▶ **WHAT TO DO**
Word for word, copy out the entries below, but not the pictures in them.

<<<<

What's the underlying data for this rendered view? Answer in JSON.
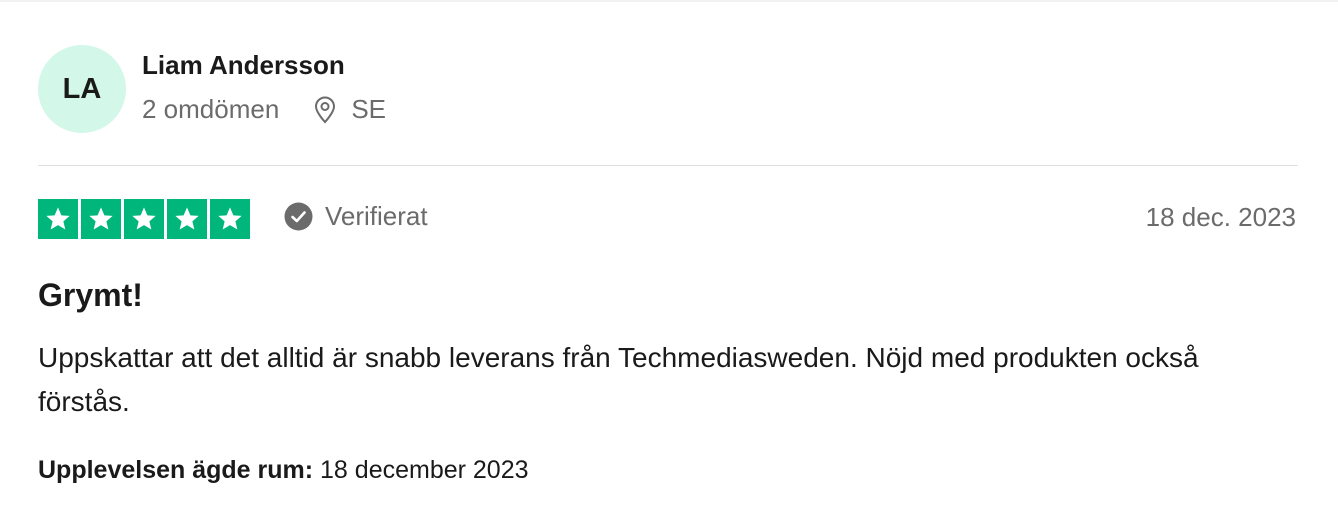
{
  "consumer": {
    "initials": "LA",
    "name": "Liam Andersson",
    "review_count": "2 omdömen",
    "country": "SE"
  },
  "review": {
    "rating": 5,
    "star_color": "#00b67a",
    "verified_label": "Verifierat",
    "date": "18 dec. 2023",
    "title": "Grymt!",
    "body": "Uppskattar att det alltid är snabb leverans från Techmediasweden. Nöjd med produkten också förstås.",
    "experience_label": "Upplevelsen ägde rum:",
    "experience_date": "18 december 2023"
  },
  "icons": {
    "star": "star-icon",
    "location": "location-pin-icon",
    "verified": "check-circle-icon"
  }
}
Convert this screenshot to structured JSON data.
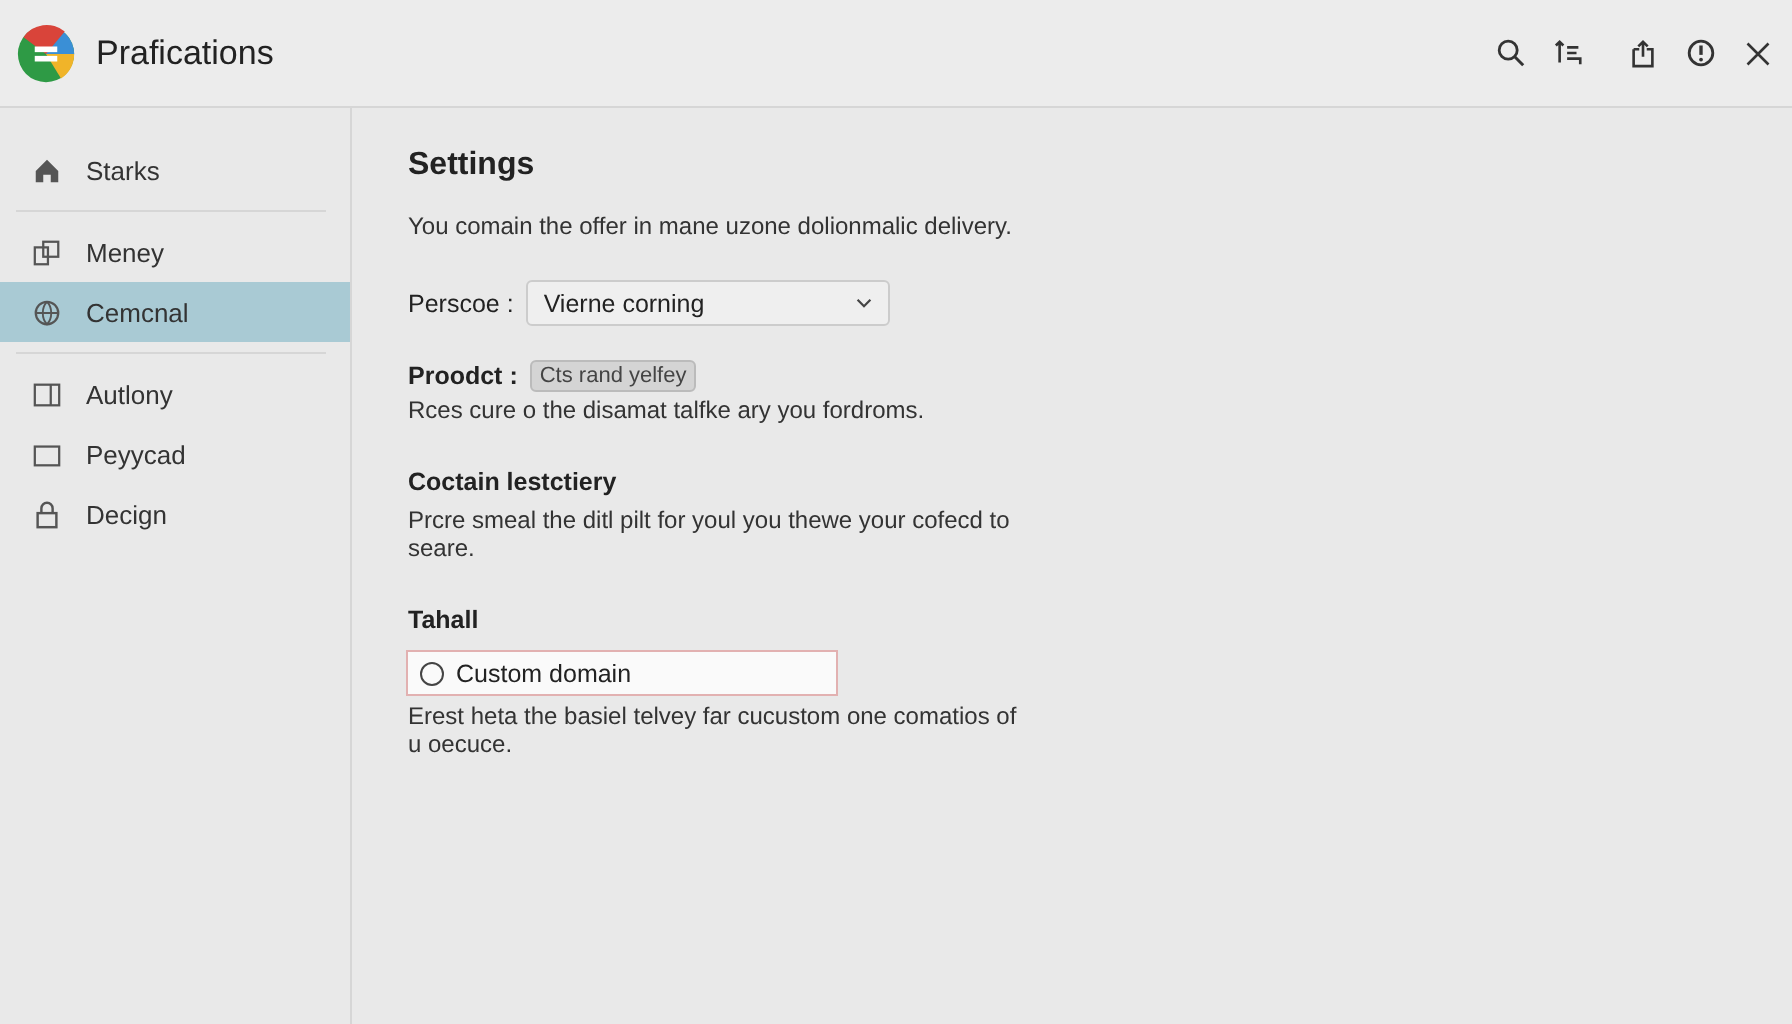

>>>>

▶ **ANSWER SPACE**
What's the underlying data for this rendered view? Answer in JSON.
{
  "consumer": {
    "initials": "LA",
    "name": "Liam Andersson",
    "review_count": "2 omdömen",
    "country": "SE"
  },
  "review": {
    "rating": 5,
    "star_color": "#00b67a",
    "verified_label": "Verifierat",
    "date": "18 dec. 2023",
    "title": "Grymt!",
    "body": "Uppskattar att det alltid är snabb leverans från Techmediasweden. Nöjd med produkten också förstås.",
    "experience_label": "Upplevelsen ägde rum:",
    "experience_date": "18 december 2023"
  },
  "icons": {
    "star": "star-icon",
    "location": "location-pin-icon",
    "verified": "check-circle-icon"
  }
}
Convert this screenshot to structured JSON data.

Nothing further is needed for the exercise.